What is going on?
A few things. The first is that, during the correction, there was a concerted effort by retail and professional investors alike to short volatility. It's a risky trade, but people have been conditioned to do it because selling volatility in a crisis is often easier and less scary than buying stocks is. You can look at the assets under management of the short-volatility funds, such as the VelocityShares Daily Inverse VIX ST ETN (XIV) . They exploded.
This is kind of hilarious, because owning volatility is supposed to be the hedge for long stocks. So if people are shorting volality in a crisis, it is the ultimate Texas hedge. There's nothing like being 100% long and then short your hedge for good measure. If this isn't a sign of speculative excess, I don't know what is.
Also, I did some research, and of any correction of this magnitude (9% or more) in the last 30 years; this is the only one that was a V-bottom. Put another way, V-bottoms generally don't exist when the market has to absorb large losses. It's an anomaly, and the primary reason I didn't cover my short.

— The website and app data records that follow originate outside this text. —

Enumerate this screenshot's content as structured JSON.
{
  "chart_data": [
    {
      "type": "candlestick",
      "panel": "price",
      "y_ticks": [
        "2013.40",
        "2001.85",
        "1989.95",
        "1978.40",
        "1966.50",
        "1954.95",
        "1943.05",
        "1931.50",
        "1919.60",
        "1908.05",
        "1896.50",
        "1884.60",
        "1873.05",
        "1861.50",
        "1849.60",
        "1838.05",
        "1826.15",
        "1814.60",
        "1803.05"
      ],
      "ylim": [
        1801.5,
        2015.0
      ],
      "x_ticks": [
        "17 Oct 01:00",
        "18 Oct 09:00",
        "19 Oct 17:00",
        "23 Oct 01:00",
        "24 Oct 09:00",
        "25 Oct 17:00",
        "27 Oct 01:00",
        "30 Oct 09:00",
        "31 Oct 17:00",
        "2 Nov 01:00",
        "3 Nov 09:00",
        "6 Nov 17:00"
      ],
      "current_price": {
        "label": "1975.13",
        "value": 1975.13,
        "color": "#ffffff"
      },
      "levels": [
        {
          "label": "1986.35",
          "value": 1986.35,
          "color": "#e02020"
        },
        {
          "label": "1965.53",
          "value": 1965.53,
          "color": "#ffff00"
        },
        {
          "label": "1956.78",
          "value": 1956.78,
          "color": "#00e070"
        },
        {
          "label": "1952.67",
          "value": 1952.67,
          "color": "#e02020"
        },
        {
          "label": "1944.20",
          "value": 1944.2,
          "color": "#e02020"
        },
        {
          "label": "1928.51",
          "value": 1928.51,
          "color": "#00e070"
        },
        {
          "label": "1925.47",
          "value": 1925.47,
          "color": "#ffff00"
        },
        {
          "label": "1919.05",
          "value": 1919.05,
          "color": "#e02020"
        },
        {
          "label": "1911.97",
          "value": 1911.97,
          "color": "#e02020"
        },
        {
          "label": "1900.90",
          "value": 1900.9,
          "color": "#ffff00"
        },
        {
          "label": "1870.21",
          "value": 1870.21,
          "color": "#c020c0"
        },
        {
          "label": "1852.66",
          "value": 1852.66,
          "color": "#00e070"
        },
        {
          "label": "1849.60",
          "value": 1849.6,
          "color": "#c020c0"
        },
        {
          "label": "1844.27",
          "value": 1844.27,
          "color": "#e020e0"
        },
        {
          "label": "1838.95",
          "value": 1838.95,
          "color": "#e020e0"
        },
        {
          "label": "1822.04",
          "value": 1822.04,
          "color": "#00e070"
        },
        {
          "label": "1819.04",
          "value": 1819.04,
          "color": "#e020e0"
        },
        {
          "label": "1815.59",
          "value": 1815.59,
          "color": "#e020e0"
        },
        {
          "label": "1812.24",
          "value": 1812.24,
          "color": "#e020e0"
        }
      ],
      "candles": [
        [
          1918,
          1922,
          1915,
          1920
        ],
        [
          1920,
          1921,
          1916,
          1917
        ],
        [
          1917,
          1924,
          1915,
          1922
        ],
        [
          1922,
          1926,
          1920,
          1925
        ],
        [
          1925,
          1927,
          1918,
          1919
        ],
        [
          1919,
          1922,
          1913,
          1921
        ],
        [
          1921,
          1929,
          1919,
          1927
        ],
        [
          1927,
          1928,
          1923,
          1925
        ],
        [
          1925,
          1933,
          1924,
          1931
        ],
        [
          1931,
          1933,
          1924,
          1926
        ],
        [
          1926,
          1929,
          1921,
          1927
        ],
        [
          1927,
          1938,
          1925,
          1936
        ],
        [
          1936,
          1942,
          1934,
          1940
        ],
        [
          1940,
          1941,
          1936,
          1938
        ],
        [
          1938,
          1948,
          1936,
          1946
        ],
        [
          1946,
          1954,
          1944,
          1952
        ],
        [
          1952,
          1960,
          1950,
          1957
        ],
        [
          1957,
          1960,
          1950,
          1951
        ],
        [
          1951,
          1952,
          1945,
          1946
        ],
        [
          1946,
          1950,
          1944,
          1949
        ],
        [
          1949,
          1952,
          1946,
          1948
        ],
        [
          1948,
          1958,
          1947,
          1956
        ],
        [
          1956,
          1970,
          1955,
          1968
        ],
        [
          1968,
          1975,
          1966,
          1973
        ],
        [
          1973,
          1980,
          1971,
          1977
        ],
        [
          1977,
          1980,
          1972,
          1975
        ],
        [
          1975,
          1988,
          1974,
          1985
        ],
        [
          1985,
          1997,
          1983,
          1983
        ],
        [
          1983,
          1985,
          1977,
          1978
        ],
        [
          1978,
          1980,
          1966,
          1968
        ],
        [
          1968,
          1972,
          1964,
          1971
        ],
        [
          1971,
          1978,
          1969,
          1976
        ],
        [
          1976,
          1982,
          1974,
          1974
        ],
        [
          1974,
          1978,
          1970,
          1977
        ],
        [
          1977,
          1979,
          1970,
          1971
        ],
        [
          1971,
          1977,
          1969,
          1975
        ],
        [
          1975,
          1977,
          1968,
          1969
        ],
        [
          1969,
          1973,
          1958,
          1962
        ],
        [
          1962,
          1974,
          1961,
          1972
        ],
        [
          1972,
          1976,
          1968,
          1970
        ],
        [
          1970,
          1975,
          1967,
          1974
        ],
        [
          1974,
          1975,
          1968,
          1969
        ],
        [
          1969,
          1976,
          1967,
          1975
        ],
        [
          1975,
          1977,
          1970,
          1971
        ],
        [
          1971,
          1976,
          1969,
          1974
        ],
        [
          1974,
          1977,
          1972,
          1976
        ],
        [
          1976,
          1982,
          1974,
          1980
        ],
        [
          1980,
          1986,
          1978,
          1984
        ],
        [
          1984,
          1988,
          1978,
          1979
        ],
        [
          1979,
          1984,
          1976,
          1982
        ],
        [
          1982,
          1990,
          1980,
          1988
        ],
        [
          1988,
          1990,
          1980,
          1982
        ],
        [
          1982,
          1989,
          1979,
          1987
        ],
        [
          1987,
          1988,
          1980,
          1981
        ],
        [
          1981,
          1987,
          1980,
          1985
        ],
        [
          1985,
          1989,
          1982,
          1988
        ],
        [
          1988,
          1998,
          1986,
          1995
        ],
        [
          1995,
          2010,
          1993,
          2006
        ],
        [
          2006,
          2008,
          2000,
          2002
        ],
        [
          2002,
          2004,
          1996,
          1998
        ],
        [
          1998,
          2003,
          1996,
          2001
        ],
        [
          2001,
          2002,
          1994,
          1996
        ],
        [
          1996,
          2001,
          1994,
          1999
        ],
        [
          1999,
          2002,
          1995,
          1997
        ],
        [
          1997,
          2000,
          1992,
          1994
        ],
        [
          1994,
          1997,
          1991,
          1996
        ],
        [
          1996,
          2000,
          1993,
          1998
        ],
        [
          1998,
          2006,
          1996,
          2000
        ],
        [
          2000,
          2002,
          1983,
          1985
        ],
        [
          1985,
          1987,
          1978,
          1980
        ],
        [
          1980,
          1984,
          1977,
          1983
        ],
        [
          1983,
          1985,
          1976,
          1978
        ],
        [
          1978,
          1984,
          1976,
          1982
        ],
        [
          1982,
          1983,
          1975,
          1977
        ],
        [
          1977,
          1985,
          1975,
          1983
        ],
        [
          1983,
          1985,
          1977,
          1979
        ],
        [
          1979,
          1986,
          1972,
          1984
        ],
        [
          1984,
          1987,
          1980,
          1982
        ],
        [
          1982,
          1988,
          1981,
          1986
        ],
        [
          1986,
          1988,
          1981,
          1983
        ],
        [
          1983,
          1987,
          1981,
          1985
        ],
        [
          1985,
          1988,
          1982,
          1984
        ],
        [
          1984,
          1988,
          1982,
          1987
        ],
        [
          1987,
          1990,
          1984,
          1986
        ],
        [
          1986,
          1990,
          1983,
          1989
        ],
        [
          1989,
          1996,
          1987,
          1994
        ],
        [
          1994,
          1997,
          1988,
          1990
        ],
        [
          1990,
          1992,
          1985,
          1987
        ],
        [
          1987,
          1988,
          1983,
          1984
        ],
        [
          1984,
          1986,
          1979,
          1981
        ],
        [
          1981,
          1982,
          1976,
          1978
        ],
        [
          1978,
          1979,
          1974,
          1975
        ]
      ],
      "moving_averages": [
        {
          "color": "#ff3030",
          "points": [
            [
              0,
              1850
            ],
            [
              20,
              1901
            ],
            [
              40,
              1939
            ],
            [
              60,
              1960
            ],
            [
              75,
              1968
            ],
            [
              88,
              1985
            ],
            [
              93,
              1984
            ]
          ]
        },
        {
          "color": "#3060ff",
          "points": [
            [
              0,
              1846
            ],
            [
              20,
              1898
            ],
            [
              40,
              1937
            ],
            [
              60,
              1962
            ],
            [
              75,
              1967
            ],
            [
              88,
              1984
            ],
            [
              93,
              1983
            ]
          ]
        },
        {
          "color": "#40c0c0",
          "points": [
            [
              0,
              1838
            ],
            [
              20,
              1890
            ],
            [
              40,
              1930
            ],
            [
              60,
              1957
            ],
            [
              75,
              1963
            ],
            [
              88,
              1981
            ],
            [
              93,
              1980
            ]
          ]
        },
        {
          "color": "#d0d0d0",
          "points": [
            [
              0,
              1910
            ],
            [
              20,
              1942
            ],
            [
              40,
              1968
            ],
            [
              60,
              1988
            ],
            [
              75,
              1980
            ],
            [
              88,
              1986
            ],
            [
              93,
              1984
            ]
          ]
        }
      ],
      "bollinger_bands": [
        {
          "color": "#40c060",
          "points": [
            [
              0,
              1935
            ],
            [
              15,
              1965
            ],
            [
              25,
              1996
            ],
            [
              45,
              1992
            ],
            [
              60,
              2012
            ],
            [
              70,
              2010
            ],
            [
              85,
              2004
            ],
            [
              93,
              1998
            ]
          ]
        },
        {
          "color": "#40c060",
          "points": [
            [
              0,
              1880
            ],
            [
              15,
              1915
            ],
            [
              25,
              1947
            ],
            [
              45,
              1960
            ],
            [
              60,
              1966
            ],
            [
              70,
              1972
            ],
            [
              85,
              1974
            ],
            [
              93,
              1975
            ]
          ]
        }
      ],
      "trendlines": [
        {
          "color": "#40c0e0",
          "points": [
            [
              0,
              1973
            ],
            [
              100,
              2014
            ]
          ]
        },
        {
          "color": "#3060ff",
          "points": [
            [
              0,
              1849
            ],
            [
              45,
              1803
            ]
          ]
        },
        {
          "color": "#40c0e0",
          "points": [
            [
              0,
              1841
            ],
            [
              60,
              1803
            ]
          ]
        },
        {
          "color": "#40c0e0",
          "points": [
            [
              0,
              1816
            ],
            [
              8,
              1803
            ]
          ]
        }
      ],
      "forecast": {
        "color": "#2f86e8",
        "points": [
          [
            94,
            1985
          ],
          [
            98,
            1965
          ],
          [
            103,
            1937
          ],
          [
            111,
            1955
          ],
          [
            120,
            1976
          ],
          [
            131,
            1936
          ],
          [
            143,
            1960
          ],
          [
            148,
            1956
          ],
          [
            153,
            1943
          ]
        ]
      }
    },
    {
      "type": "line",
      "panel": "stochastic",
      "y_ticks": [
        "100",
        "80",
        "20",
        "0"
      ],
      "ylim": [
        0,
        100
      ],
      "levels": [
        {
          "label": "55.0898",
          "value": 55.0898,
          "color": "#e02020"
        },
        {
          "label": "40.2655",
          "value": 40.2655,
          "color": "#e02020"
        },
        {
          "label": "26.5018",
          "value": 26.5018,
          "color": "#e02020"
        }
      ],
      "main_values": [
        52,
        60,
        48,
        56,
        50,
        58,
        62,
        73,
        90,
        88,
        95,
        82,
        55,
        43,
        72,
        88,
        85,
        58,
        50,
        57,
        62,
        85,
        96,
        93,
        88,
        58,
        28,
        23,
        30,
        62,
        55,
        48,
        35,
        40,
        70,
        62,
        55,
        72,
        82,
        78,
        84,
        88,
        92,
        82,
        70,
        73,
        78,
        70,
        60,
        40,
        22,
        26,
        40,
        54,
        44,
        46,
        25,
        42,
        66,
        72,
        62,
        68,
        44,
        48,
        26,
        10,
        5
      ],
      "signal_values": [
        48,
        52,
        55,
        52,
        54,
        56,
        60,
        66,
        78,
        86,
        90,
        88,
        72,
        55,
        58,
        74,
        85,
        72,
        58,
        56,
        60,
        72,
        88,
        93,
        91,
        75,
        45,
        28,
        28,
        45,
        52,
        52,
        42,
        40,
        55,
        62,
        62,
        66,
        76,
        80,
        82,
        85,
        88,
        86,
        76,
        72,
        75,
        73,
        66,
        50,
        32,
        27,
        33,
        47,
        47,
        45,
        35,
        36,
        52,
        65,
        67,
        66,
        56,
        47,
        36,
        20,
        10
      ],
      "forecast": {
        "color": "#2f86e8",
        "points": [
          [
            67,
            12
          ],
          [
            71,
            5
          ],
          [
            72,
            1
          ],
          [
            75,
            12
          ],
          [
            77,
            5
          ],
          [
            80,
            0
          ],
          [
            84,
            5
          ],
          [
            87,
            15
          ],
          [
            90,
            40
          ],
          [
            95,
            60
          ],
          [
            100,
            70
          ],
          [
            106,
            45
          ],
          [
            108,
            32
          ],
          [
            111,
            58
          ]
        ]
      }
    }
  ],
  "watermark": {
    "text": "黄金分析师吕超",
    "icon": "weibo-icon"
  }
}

St. Louis Federal Reserve President James Bullard did give the market a shove when he leaked the possibility of a fourth round of quantitative easing, but he changed his mind 150 handles later, and so I think any debate about whether the Fed cares about the stock market should be settled by now.